Many families want to celebrate life in a unique or memorable way, and why not. The choices are greater than ever before. A funeral might involve elaborate planning to reflect a person’s life – a horse drawn carriage and personalised floral tributes for example, or catering and an event for a large number of people. Or a funeral may be very intimate and focused, perhaps with a burial that has a more modern feel to it. All of these choices involve what we call ‘discretionary costs’ – the personal touches that make it your family’s event, nobody else’s.


At both ends of the spectrum, some costs are almost unavoidable: a funeral director’s fees (covering the cost of an experienced team that helps your family make practical arrangements) and the disbursements (the unavoidable charges for being buried or cremated). That’s where funeral planning makes financial sense.

In the same way it makes sense to pay for a mortgage fee up-front, instead of adding it to your mortgage and paying interest on it over many years, it makes sense to pay for the most basic costs of a funeral today. This way, you’re investing in two firm guarantees that both give your family a financial advantage in the future.


The first guarantee is that, by making financial plans for a funeral in advance, there’s no need to worry about paying for the most basic parts of a traditional ceremony: the funeral director’s fees and the disbursements. This means your family has more money available to spend on the personal touches that matter so much.

The second guarantee is that, when the time comes, even if funeral directors’ costs have risen with inflation, those same costs can still be met. What’s more, by paying in advance using a funeral plan, your wishes are easier to understand and to share among your family.

Good financial advisers believe in holistic financial planning. They look at every aspect of clients’ lives and finances, what they think of risks, and what they’d like to achieve with their money over a specific period of time. I believe funeral planning should play just as an important part in that process.

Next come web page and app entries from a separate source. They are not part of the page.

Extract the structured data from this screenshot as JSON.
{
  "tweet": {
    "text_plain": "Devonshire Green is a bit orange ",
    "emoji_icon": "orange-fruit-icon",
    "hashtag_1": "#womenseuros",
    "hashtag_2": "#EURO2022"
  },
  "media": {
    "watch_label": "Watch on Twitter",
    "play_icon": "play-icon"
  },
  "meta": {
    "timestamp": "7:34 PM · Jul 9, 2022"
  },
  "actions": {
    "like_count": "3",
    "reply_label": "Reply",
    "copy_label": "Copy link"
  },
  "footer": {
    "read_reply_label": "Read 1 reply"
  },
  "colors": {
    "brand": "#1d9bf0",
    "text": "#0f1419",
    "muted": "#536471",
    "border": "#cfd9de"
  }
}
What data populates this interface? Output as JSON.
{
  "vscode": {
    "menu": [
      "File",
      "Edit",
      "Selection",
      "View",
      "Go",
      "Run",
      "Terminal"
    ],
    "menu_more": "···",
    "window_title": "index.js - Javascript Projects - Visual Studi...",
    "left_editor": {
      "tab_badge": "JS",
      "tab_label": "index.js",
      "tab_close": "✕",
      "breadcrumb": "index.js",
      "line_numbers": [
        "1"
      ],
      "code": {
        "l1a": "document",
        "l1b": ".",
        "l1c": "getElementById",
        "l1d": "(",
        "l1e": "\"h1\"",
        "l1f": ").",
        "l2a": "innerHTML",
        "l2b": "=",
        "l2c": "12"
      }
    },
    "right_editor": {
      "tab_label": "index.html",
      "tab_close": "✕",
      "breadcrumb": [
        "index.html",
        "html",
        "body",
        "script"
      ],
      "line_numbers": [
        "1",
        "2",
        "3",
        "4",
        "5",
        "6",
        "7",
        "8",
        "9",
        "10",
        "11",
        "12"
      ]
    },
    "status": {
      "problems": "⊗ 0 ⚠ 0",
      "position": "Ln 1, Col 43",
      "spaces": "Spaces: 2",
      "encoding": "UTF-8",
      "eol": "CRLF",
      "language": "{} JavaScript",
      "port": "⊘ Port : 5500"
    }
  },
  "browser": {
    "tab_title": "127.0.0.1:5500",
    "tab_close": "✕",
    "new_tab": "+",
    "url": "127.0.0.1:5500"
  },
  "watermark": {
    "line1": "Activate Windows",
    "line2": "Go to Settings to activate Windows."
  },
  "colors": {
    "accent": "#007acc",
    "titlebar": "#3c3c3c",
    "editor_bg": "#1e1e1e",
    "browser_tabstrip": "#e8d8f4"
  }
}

Funeral plans – any kind of end of life planning – can greatly reduce the risk of distress, and at the same time increase the amount available for your family to spend on personal touches.

End of life planning should always be part of life. I’d love to hear your views.